What is CATECHOLAMINE? What does CATECHOLAMINE mean? CATECHOLAMINE meaning - CATECHOLAMINE pronunciation - CATECHOLAMINE definition - CATECHOLAMINE explanation - How to pronounce CATECHOLAMINE?
Source: Wikipedia.org article, adapted under https://creativecommons.org/licenses/by-sa/3.0/ license.
A catecholamine (/kat?'ko?l?min/) (CA) is a monoamine, an organic compound that has a catechol (benzene with two hydroxyl side groups at carbons 1 and 2) and a side-chain amine.

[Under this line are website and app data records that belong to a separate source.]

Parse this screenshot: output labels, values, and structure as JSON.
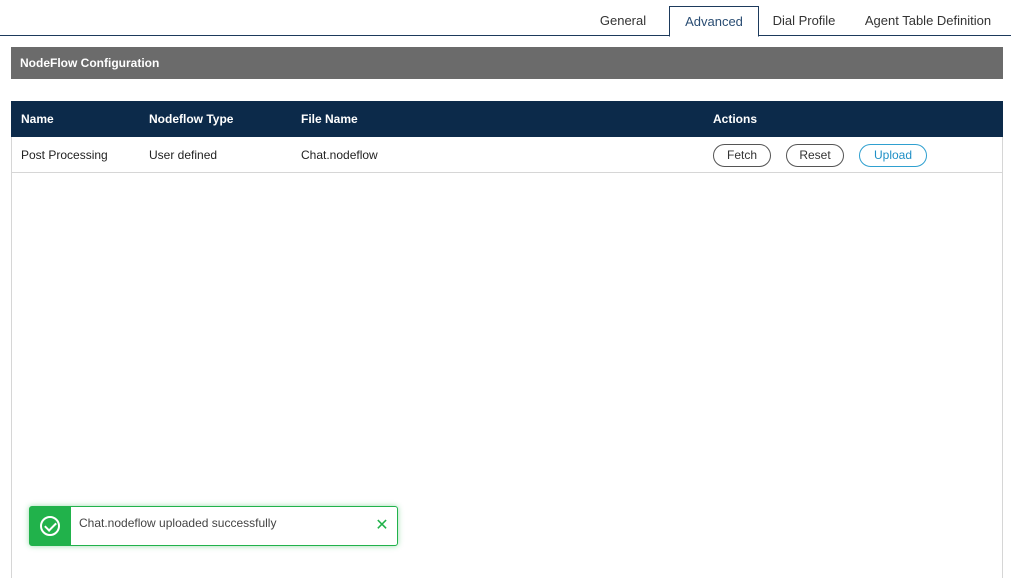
{
  "tabs": [
    {
      "label": "General",
      "active": false
    },
    {
      "label": "Advanced",
      "active": true
    },
    {
      "label": "Dial Profile",
      "active": false
    },
    {
      "label": "Agent Table Definition",
      "active": false
    }
  ],
  "section": {
    "title": "NodeFlow Configuration"
  },
  "table": {
    "headers": {
      "name": "Name",
      "type": "Nodeflow Type",
      "file": "File Name",
      "actions": "Actions"
    },
    "rows": [
      {
        "name": "Post Processing",
        "type": "User defined",
        "file": "Chat.nodeflow"
      }
    ],
    "actions": {
      "fetch": "Fetch",
      "reset": "Reset",
      "upload": "Upload"
    }
  },
  "toast": {
    "message": "Chat.nodeflow uploaded successfully",
    "icon": "check-circle-icon",
    "close_icon": "close-icon",
    "close_glyph": "✕",
    "color": "#21b24b"
  },
  "colors": {
    "header_bg": "#0c2a4a",
    "section_bg": "#6b6b6b",
    "upload_accent": "#1f8fc6"
  }
}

Catechol can be either a free molecule or a substituent of a larger molecule, where it represents a 1,2-dihydroxybenzene group.
Catecholamines are derived from the amino acid tyrosine. Catecholamines are water-soluble and are 50%-bound to plasma proteins in circulation.

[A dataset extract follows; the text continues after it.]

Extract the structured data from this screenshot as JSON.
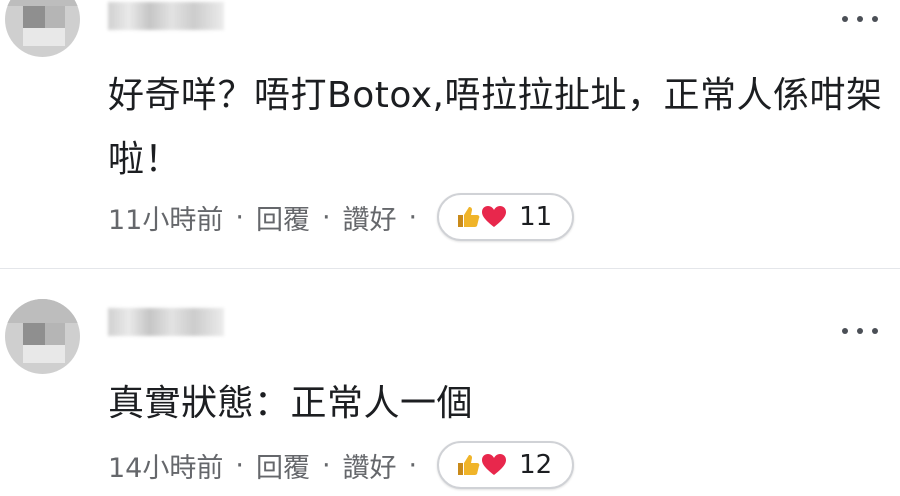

Included among catecholamines are epinephrine (adrenaline), norepinephrine (noradrenaline), and dopamine, all of which are produced from phenylalanine and tyrosine. Release of the hormones epinephrine and norepinephrine from the adrenal medulla of the adrenal glands is part of the fight-or-flight response.

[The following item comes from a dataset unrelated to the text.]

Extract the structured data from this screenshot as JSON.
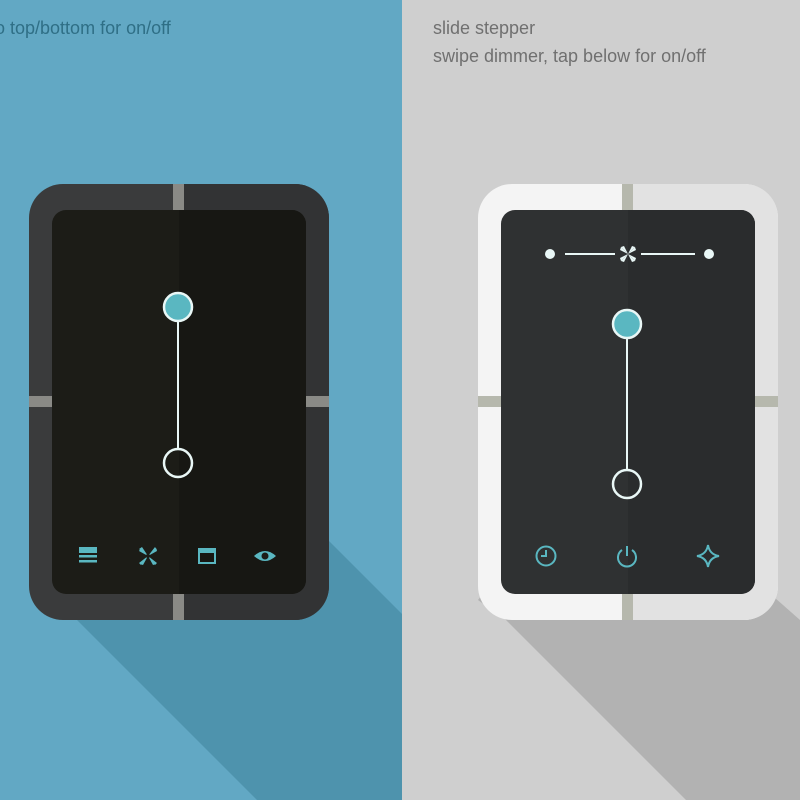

Tyrosine is created from phenylalanine by hydroxylation by the enzyme phenylalanine hydroxylase. Tyrosine is also ingested directly from dietary protein. Catecholamine-secreting cells use several reactions to convert tyrosine serially to L-DOPA and then to dopamine. Depending on the cell type, dopamine may be further converted to norepinephrine or even further converted to epinephrine.
Various stimulant drugs are catecholamine analogues.